Activity:
Among the lines below, copy each one in which "Custom" appears.

Dataset rows describing interfaces

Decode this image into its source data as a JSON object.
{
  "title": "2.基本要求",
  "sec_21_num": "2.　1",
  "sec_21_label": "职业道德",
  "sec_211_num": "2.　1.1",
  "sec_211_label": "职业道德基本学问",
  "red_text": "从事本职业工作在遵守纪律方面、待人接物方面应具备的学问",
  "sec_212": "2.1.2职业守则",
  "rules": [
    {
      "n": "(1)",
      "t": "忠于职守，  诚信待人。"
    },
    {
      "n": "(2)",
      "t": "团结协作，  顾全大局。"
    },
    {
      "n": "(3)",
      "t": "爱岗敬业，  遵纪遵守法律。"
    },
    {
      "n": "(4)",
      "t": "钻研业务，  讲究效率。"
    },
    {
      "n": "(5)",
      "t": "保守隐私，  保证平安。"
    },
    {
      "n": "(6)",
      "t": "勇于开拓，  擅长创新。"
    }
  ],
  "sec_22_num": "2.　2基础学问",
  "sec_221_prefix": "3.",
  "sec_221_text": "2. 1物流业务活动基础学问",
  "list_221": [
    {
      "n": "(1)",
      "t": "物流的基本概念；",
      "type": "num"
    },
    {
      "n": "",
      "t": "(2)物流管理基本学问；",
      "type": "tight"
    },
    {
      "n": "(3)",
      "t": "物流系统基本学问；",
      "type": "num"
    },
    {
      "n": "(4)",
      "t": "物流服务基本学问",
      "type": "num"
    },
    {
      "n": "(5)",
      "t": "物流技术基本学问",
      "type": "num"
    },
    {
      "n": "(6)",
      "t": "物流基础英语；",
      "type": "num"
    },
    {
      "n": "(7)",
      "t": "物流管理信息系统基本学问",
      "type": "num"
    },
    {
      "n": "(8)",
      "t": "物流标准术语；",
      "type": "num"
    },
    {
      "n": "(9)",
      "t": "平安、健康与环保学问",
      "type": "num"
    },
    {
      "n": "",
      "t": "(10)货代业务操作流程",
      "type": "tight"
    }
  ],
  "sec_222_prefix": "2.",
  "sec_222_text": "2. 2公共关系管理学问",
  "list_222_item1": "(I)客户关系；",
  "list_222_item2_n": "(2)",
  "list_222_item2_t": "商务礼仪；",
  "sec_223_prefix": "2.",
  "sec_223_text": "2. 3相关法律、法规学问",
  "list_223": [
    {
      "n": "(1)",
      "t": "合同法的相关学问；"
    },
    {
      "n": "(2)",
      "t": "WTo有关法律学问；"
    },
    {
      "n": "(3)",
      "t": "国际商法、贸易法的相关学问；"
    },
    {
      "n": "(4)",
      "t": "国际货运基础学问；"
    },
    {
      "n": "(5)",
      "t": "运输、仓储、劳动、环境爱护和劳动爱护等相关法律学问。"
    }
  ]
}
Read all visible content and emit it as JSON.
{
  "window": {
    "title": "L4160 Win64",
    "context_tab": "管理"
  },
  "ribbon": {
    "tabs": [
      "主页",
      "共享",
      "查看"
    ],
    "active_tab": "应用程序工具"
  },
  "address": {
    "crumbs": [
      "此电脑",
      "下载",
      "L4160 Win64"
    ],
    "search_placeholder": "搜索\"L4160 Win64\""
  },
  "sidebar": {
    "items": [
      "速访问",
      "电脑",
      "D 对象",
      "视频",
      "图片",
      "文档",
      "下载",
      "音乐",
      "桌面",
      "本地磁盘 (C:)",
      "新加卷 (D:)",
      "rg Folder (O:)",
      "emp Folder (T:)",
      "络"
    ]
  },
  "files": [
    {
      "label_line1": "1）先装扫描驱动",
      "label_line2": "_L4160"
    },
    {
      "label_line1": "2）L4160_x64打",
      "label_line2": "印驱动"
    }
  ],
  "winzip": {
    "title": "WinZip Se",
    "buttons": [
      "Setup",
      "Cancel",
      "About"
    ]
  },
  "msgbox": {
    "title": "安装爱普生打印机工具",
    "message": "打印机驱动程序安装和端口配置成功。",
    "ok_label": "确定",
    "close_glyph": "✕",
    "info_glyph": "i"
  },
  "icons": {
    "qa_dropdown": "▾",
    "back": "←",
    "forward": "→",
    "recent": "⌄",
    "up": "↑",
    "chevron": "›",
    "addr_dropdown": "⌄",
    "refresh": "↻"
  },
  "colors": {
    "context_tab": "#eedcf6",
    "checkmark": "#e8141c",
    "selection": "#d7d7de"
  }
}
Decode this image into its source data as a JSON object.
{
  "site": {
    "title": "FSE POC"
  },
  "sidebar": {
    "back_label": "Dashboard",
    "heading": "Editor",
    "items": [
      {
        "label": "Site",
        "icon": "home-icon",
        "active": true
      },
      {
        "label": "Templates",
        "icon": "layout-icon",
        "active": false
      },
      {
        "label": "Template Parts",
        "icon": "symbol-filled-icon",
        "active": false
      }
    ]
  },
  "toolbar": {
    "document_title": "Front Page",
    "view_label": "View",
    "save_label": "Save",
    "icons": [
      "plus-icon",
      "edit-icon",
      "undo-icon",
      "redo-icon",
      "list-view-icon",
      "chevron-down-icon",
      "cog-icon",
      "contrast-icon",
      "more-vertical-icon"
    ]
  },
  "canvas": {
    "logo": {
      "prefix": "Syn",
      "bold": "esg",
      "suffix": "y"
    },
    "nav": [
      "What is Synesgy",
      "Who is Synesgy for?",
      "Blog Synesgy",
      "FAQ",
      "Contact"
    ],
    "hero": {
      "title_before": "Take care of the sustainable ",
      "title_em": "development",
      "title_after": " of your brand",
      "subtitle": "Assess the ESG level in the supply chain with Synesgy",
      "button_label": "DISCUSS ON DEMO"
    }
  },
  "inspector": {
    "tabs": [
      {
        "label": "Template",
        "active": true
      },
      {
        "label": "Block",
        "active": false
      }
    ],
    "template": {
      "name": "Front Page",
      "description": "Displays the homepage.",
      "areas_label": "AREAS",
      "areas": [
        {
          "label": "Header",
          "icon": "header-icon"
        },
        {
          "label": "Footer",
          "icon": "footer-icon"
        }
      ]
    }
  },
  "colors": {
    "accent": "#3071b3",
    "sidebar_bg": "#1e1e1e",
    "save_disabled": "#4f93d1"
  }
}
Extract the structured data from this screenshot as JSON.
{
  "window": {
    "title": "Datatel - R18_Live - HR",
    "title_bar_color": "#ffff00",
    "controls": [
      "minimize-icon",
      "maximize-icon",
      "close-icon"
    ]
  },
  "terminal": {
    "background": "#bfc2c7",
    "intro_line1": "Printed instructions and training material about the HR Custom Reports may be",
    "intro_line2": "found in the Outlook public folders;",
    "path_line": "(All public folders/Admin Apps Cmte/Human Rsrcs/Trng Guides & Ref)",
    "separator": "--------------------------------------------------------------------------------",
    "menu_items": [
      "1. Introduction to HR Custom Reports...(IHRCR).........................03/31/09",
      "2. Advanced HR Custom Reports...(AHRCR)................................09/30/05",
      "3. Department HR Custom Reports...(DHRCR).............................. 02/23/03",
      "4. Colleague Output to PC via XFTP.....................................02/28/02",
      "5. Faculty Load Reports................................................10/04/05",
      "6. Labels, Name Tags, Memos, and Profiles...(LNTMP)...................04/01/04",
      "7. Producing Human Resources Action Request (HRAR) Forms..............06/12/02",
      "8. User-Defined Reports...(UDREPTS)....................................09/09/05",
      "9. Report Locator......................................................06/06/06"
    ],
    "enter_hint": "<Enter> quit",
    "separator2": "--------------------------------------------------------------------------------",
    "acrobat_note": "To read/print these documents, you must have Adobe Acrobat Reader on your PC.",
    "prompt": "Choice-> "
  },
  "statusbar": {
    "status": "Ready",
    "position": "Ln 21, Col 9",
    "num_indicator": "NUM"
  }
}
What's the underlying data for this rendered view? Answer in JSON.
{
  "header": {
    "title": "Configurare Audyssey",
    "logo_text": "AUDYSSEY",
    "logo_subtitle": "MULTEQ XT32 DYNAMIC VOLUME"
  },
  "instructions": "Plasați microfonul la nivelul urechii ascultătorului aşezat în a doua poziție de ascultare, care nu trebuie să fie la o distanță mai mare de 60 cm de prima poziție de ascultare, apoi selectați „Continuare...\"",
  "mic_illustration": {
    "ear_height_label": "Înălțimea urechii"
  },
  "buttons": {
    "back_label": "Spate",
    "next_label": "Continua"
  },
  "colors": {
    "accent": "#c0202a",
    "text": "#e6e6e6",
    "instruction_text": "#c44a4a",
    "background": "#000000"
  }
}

Answer below:
    "intro_line1": "Printed instructions and training material about the HR Custom Reports may be",
      "1. Introduction to HR Custom Reports...(IHRCR).........................03/31/09",
      "2. Advanced HR Custom Reports...(AHRCR)................................09/30/05",
      "3. Department HR Custom Reports...(DHRCR).............................. 02/23/03",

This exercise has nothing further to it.